* **WORK INSTRUCTION**
Give back the full listing exactly, setting the pictures aside.
DATA FOR PROCESSING section start
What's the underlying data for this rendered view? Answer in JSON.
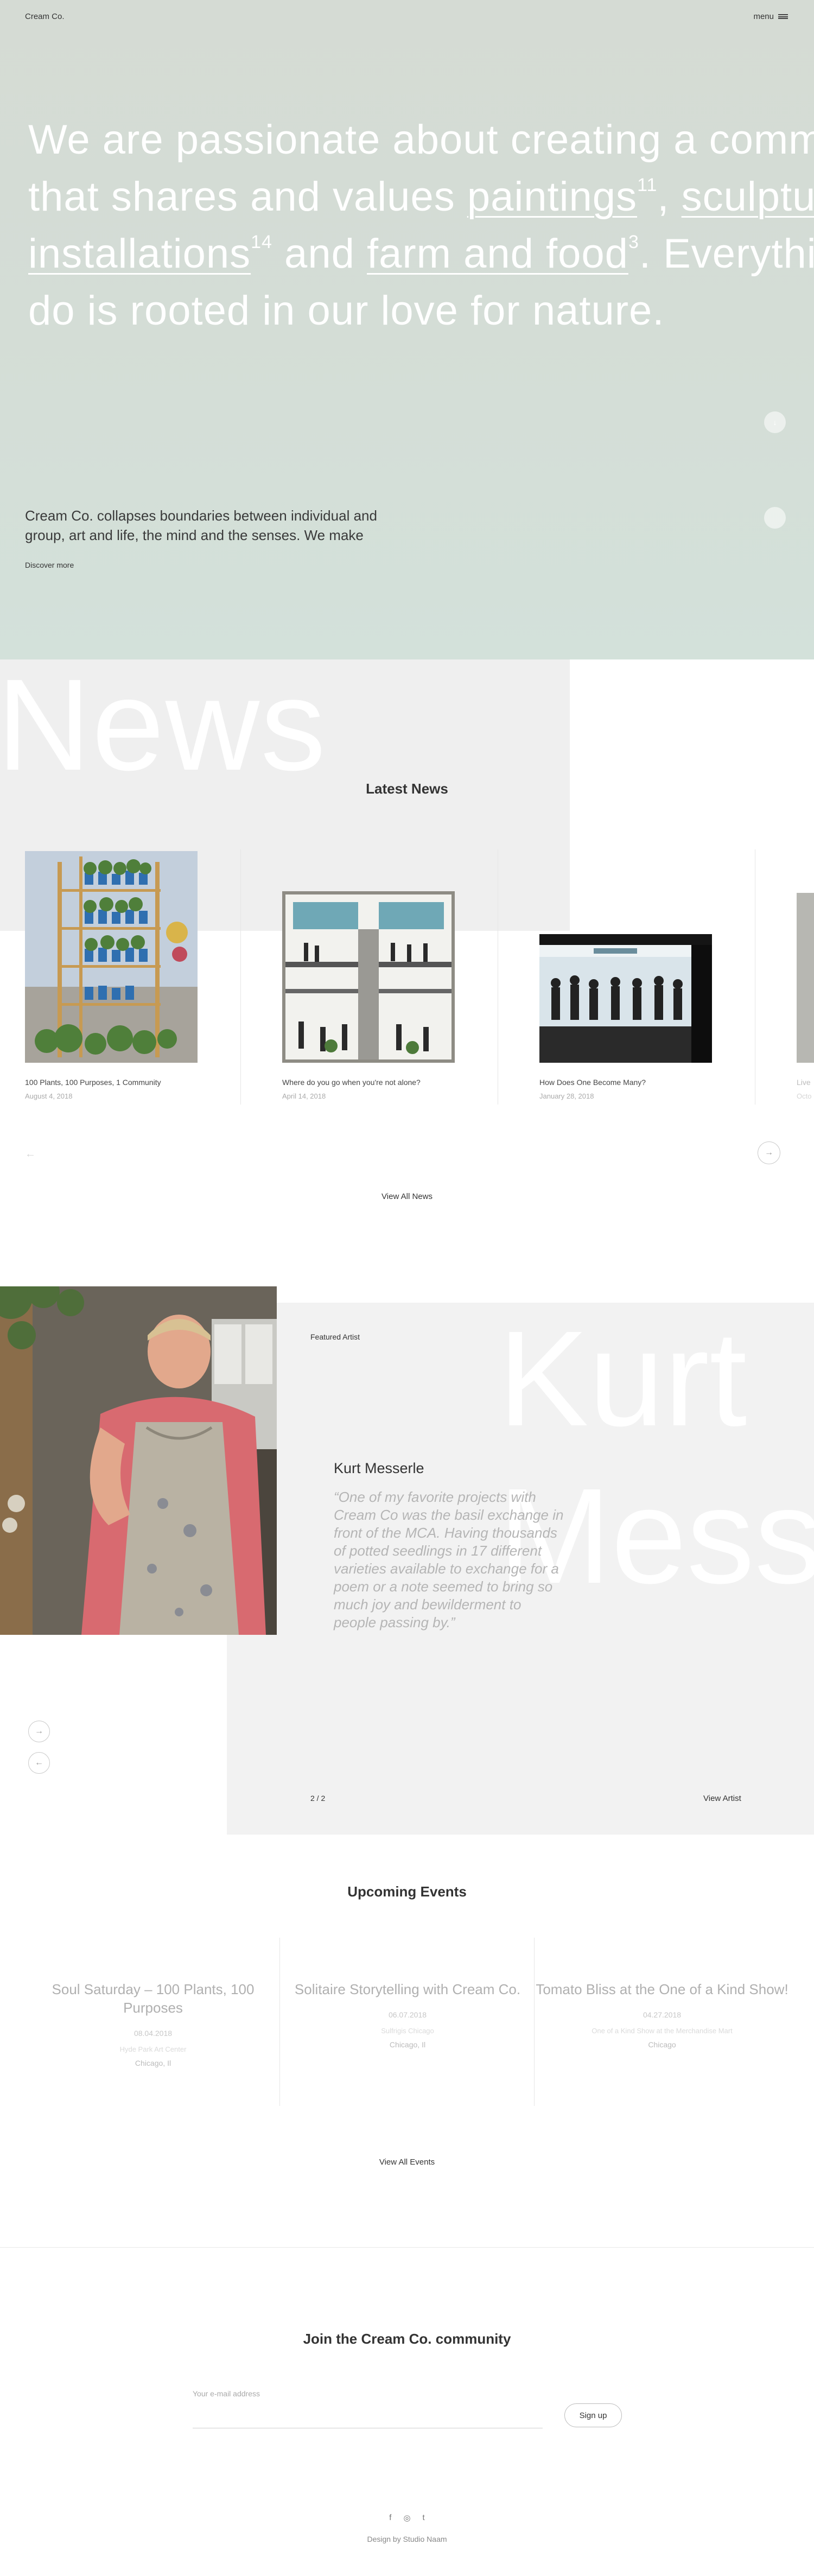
{
  "header": {
    "brand": "Cream Co.",
    "menu_label": "menu",
    "menu_icon": "hamburger-icon"
  },
  "hero": {
    "line1": "We are passionate about creating a commu",
    "line2_before": "that shares and values ",
    "paintings": "paintings",
    "paintings_count": "11",
    "comma1": ", ",
    "sculptures": "sculpture",
    "installations": "installations",
    "installations_count": "14",
    "and_text": " and ",
    "farm": "farm and food",
    "farm_count": "3",
    "line3_after": ". Everything",
    "line4": "do is rooted in our love for nature.",
    "description": "Cream Co. collapses boundaries between individual and group, art and life, the mind and the senses. We make",
    "discover": "Discover more",
    "down_icon": "arrow-down-icon",
    "scroll_icon": "dot-icon"
  },
  "news": {
    "bg_word": "News",
    "title": "Latest News",
    "items": [
      {
        "title": "100 Plants, 100 Purposes, 1 Community",
        "date": "August 4, 2018"
      },
      {
        "title": "Where do you go when you're not alone?",
        "date": "April 14, 2018"
      },
      {
        "title": "How Does One Become Many?",
        "date": "January 28, 2018"
      },
      {
        "title": "Live",
        "date": "Octo"
      }
    ],
    "prev_icon": "arrow-left-icon",
    "next_icon": "arrow-right-icon",
    "view_all": "View All News"
  },
  "artist": {
    "label": "Featured Artist",
    "bg_line1": "Kurt",
    "bg_line2": "Mess",
    "name": "Kurt Messerle",
    "quote": "“One of my favorite projects with Cream Co was the basil exchange in front of the MCA. Having thousands of potted seedlings in 17 different varieties available to exchange for a poem or a note seemed to bring so much joy and bewilderment to people passing by.”",
    "counter": "2 / 2",
    "view_artist": "View Artist"
  },
  "events": {
    "title": "Upcoming Events",
    "items": [
      {
        "title": "Soul Saturday – 100 Plants, 100 Purposes",
        "date": "08.04.2018",
        "venue": "Hyde Park Art Center",
        "city": "Chicago, Il"
      },
      {
        "title": "Solitaire Storytelling with Cream Co.",
        "date": "06.07.2018",
        "venue": "Sulfrigis Chicago",
        "city": "Chicago, Il"
      },
      {
        "title": "Tomato Bliss at the One of a Kind Show!",
        "date": "04.27.2018",
        "venue": "One of a Kind Show at the Merchandise Mart",
        "city": "Chicago"
      }
    ],
    "view_all": "View All Events"
  },
  "newsletter": {
    "title": "Join the Cream Co. community",
    "label": "Your e-mail address",
    "placeholder": "",
    "button": "Sign up"
  },
  "footer": {
    "social": [
      {
        "glyph": "f",
        "icon": "facebook-icon"
      },
      {
        "glyph": "◎",
        "icon": "instagram-icon"
      },
      {
        "glyph": "t",
        "icon": "tumblr-icon"
      }
    ],
    "credit": "Design by Studio Naam"
  }
}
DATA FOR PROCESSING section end
* **RESULT**
What's the underlying data for this rendered view? Answer in JSON.
{
  "header": {
    "brand": "Cream Co.",
    "menu_label": "menu",
    "menu_icon": "hamburger-icon"
  },
  "hero": {
    "line1": "We are passionate about creating a commu",
    "line2_before": "that shares and values ",
    "paintings": "paintings",
    "paintings_count": "11",
    "comma1": ", ",
    "sculptures": "sculpture",
    "installations": "installations",
    "installations_count": "14",
    "and_text": " and ",
    "farm": "farm and food",
    "farm_count": "3",
    "line3_after": ". Everything",
    "line4": "do is rooted in our love for nature.",
    "description": "Cream Co. collapses boundaries between individual and group, art and life, the mind and the senses. We make",
    "discover": "Discover more",
    "down_icon": "arrow-down-icon",
    "scroll_icon": "dot-icon"
  },
  "news": {
    "bg_word": "News",
    "title": "Latest News",
    "items": [
      {
        "title": "100 Plants, 100 Purposes, 1 Community",
        "date": "August 4, 2018"
      },
      {
        "title": "Where do you go when you're not alone?",
        "date": "April 14, 2018"
      },
      {
        "title": "How Does One Become Many?",
        "date": "January 28, 2018"
      },
      {
        "title": "Live",
        "date": "Octo"
      }
    ],
    "prev_icon": "arrow-left-icon",
    "next_icon": "arrow-right-icon",
    "view_all": "View All News"
  },
  "artist": {
    "label": "Featured Artist",
    "bg_line1": "Kurt",
    "bg_line2": "Mess",
    "name": "Kurt Messerle",
    "quote": "“One of my favorite projects with Cream Co was the basil exchange in front of the MCA. Having thousands of potted seedlings in 17 different varieties available to exchange for a poem or a note seemed to bring so much joy and bewilderment to people passing by.”",
    "counter": "2 / 2",
    "view_artist": "View Artist"
  },
  "events": {
    "title": "Upcoming Events",
    "items": [
      {
        "title": "Soul Saturday – 100 Plants, 100 Purposes",
        "date": "08.04.2018",
        "venue": "Hyde Park Art Center",
        "city": "Chicago, Il"
      },
      {
        "title": "Solitaire Storytelling with Cream Co.",
        "date": "06.07.2018",
        "venue": "Sulfrigis Chicago",
        "city": "Chicago, Il"
      },
      {
        "title": "Tomato Bliss at the One of a Kind Show!",
        "date": "04.27.2018",
        "venue": "One of a Kind Show at the Merchandise Mart",
        "city": "Chicago"
      }
    ],
    "view_all": "View All Events"
  },
  "newsletter": {
    "title": "Join the Cream Co. community",
    "label": "Your e-mail address",
    "placeholder": "",
    "button": "Sign up"
  },
  "footer": {
    "social": [
      {
        "glyph": "f",
        "icon": "facebook-icon"
      },
      {
        "glyph": "◎",
        "icon": "instagram-icon"
      },
      {
        "glyph": "t",
        "icon": "tumblr-icon"
      }
    ],
    "credit": "Design by Studio Naam"
  }
}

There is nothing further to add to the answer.